*Exercise brief:* Print out every entry that follows, exactly as written.

*Task material:*
"""

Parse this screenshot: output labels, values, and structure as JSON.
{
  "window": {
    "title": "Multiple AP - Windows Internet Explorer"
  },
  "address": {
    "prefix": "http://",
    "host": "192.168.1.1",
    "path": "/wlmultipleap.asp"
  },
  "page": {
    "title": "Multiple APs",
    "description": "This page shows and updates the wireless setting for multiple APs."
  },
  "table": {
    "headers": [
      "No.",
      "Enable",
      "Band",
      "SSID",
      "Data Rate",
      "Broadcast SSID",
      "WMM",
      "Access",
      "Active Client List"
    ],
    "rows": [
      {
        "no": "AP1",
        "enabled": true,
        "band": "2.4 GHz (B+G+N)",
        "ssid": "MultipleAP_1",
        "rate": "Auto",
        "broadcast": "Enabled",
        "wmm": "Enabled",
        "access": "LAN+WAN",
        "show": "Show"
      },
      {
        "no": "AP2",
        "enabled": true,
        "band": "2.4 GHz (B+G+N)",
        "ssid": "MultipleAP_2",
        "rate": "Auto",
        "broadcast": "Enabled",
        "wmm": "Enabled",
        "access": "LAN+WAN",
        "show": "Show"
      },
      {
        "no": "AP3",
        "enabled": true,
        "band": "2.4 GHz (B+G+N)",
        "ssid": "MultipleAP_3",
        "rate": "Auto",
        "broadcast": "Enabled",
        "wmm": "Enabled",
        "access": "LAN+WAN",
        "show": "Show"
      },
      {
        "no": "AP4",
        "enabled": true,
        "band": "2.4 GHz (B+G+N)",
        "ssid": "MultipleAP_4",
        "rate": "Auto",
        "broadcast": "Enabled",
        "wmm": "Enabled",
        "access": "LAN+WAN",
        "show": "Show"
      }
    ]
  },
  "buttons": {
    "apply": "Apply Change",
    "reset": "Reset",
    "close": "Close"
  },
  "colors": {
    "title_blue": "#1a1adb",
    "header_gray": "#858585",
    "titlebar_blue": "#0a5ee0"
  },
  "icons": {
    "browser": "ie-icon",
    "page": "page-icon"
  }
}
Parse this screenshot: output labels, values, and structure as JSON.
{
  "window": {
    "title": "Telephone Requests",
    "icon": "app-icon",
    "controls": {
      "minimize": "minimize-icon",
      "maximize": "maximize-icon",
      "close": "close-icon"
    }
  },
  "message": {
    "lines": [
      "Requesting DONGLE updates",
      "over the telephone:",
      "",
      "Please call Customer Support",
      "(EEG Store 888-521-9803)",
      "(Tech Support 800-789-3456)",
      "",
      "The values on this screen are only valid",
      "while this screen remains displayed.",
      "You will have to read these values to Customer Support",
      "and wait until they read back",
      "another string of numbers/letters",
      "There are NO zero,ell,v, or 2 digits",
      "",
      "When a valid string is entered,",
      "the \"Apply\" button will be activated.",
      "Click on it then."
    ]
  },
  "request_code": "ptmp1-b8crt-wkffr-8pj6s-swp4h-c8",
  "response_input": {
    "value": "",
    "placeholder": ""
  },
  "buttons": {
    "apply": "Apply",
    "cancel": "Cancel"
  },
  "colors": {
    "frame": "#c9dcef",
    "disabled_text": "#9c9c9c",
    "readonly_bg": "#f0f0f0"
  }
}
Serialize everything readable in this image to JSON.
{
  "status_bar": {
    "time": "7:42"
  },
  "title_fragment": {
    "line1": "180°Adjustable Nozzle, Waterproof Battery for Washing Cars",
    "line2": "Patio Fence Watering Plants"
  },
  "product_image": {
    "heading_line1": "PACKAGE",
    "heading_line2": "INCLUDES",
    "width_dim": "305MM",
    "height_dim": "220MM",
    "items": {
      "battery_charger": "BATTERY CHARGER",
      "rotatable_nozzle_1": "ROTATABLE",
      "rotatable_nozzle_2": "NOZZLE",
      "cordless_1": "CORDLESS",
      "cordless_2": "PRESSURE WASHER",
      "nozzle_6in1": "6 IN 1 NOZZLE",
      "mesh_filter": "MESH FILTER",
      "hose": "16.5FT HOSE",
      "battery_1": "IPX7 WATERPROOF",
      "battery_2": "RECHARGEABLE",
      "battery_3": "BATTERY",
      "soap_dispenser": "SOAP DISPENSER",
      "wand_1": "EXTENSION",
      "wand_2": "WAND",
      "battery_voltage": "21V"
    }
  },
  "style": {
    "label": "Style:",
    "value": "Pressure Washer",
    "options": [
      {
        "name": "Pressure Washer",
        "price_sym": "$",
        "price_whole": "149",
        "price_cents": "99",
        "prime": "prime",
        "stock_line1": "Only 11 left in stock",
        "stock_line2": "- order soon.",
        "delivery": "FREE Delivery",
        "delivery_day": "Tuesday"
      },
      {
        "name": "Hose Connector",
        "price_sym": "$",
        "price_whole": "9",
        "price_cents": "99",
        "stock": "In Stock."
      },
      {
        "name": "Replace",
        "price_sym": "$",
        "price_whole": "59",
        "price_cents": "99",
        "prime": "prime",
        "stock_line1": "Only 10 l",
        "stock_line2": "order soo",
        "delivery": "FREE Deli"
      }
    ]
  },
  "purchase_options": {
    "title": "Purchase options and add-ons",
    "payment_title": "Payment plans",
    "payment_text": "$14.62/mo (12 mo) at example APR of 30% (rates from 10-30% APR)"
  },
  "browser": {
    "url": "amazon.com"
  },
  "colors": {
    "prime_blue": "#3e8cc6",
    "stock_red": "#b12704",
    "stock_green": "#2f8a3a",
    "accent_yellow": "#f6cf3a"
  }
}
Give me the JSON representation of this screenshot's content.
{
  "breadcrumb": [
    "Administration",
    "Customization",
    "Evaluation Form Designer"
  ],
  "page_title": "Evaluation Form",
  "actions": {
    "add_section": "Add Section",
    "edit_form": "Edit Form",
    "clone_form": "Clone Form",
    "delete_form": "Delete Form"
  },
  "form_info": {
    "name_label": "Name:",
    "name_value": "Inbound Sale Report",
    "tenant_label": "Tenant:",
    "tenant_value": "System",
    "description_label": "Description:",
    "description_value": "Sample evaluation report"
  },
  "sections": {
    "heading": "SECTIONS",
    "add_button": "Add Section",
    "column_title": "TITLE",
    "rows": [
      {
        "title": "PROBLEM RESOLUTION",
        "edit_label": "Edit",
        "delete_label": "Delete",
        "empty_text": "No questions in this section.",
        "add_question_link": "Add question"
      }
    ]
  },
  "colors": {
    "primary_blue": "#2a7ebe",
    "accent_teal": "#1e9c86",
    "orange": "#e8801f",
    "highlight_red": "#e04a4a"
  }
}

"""

*Problem solution:*
Parse this screenshot: output labels, values, and structure as JSON.
{
  "window": {
    "title": "Multiple AP - Windows Internet Explorer"
  },
  "address": {
    "prefix": "http://",
    "host": "192.168.1.1",
    "path": "/wlmultipleap.asp"
  },
  "page": {
    "title": "Multiple APs",
    "description": "This page shows and updates the wireless setting for multiple APs."
  },
  "table": {
    "headers": [
      "No.",
      "Enable",
      "Band",
      "SSID",
      "Data Rate",
      "Broadcast SSID",
      "WMM",
      "Access",
      "Active Client List"
    ],
    "rows": [
      {
        "no": "AP1",
        "enabled": true,
        "band": "2.4 GHz (B+G+N)",
        "ssid": "MultipleAP_1",
        "rate": "Auto",
        "broadcast": "Enabled",
        "wmm": "Enabled",
        "access": "LAN+WAN",
        "show": "Show"
      },
      {
        "no": "AP2",
        "enabled": true,
        "band": "2.4 GHz (B+G+N)",
        "ssid": "MultipleAP_2",
        "rate": "Auto",
        "broadcast": "Enabled",
        "wmm": "Enabled",
        "access": "LAN+WAN",
        "show": "Show"
      },
      {
        "no": "AP3",
        "enabled": true,
        "band": "2.4 GHz (B+G+N)",
        "ssid": "MultipleAP_3",
        "rate": "Auto",
        "broadcast": "Enabled",
        "wmm": "Enabled",
        "access": "LAN+WAN",
        "show": "Show"
      },
      {
        "no": "AP4",
        "enabled": true,
        "band": "2.4 GHz (B+G+N)",
        "ssid": "MultipleAP_4",
        "rate": "Auto",
        "broadcast": "Enabled",
        "wmm": "Enabled",
        "access": "LAN+WAN",
        "show": "Show"
      }
    ]
  },
  "buttons": {
    "apply": "Apply Change",
    "reset": "Reset",
    "close": "Close"
  },
  "colors": {
    "title_blue": "#1a1adb",
    "header_gray": "#858585",
    "titlebar_blue": "#0a5ee0"
  },
  "icons": {
    "browser": "ie-icon",
    "page": "page-icon"
  }
}
Parse this screenshot: output labels, values, and structure as JSON.
{
  "window": {
    "title": "Telephone Requests",
    "icon": "app-icon",
    "controls": {
      "minimize": "minimize-icon",
      "maximize": "maximize-icon",
      "close": "close-icon"
    }
  },
  "message": {
    "lines": [
      "Requesting DONGLE updates",
      "over the telephone:",
      "",
      "Please call Customer Support",
      "(EEG Store 888-521-9803)",
      "(Tech Support 800-789-3456)",
      "",
      "The values on this screen are only valid",
      "while this screen remains displayed.",
      "You will have to read these values to Customer Support",
      "and wait until they read back",
      "another string of numbers/letters",
      "There are NO zero,ell,v, or 2 digits",
      "",
      "When a valid string is entered,",
      "the \"Apply\" button will be activated.",
      "Click on it then."
    ]
  },
  "request_code": "ptmp1-b8crt-wkffr-8pj6s-swp4h-c8",
  "response_input": {
    "value": "",
    "placeholder": ""
  },
  "buttons": {
    "apply": "Apply",
    "cancel": "Cancel"
  },
  "colors": {
    "frame": "#c9dcef",
    "disabled_text": "#9c9c9c",
    "readonly_bg": "#f0f0f0"
  }
}
Serialize everything readable in this image to JSON.
{
  "status_bar": {
    "time": "7:42"
  },
  "title_fragment": {
    "line1": "180°Adjustable Nozzle, Waterproof Battery for Washing Cars",
    "line2": "Patio Fence Watering Plants"
  },
  "product_image": {
    "heading_line1": "PACKAGE",
    "heading_line2": "INCLUDES",
    "width_dim": "305MM",
    "height_dim": "220MM",
    "items": {
      "battery_charger": "BATTERY CHARGER",
      "rotatable_nozzle_1": "ROTATABLE",
      "rotatable_nozzle_2": "NOZZLE",
      "cordless_1": "CORDLESS",
      "cordless_2": "PRESSURE WASHER",
      "nozzle_6in1": "6 IN 1 NOZZLE",
      "mesh_filter": "MESH FILTER",
      "hose": "16.5FT HOSE",
      "battery_1": "IPX7 WATERPROOF",
      "battery_2": "RECHARGEABLE",
      "battery_3": "BATTERY",
      "soap_dispenser": "SOAP DISPENSER",
      "wand_1": "EXTENSION",
      "wand_2": "WAND",
      "battery_voltage": "21V"
    }
  },
  "style": {
    "label": "Style:",
    "value": "Pressure Washer",
    "options": [
      {
        "name": "Pressure Washer",
        "price_sym": "$",
        "price_whole": "149",
        "price_cents": "99",
        "prime": "prime",
        "stock_line1": "Only 11 left in stock",
        "stock_line2": "- order soon.",
        "delivery": "FREE Delivery",
        "delivery_day": "Tuesday"
      },
      {
        "name": "Hose Connector",
        "price_sym": "$",
        "price_whole": "9",
        "price_cents": "99",
        "stock": "In Stock."
      },
      {
        "name": "Replace",
        "price_sym": "$",
        "price_whole": "59",
        "price_cents": "99",
        "prime": "prime",
        "stock_line1": "Only 10 l",
        "stock_line2": "order soo",
        "delivery": "FREE Deli"
      }
    ]
  },
  "purchase_options": {
    "title": "Purchase options and add-ons",
    "payment_title": "Payment plans",
    "payment_text": "$14.62/mo (12 mo) at example APR of 30% (rates from 10-30% APR)"
  },
  "browser": {
    "url": "amazon.com"
  },
  "colors": {
    "prime_blue": "#3e8cc6",
    "stock_red": "#b12704",
    "stock_green": "#2f8a3a",
    "accent_yellow": "#f6cf3a"
  }
}
Give me the JSON representation of this screenshot's content.
{
  "breadcrumb": [
    "Administration",
    "Customization",
    "Evaluation Form Designer"
  ],
  "page_title": "Evaluation Form",
  "actions": {
    "add_section": "Add Section",
    "edit_form": "Edit Form",
    "clone_form": "Clone Form",
    "delete_form": "Delete Form"
  },
  "form_info": {
    "name_label": "Name:",
    "name_value": "Inbound Sale Report",
    "tenant_label": "Tenant:",
    "tenant_value": "System",
    "description_label": "Description:",
    "description_value": "Sample evaluation report"
  },
  "sections": {
    "heading": "SECTIONS",
    "add_button": "Add Section",
    "column_title": "TITLE",
    "rows": [
      {
        "title": "PROBLEM RESOLUTION",
        "edit_label": "Edit",
        "delete_label": "Delete",
        "empty_text": "No questions in this section.",
        "add_question_link": "Add question"
      }
    ]
  },
  "colors": {
    "primary_blue": "#2a7ebe",
    "accent_teal": "#1e9c86",
    "orange": "#e8801f",
    "highlight_red": "#e04a4a"
  }
}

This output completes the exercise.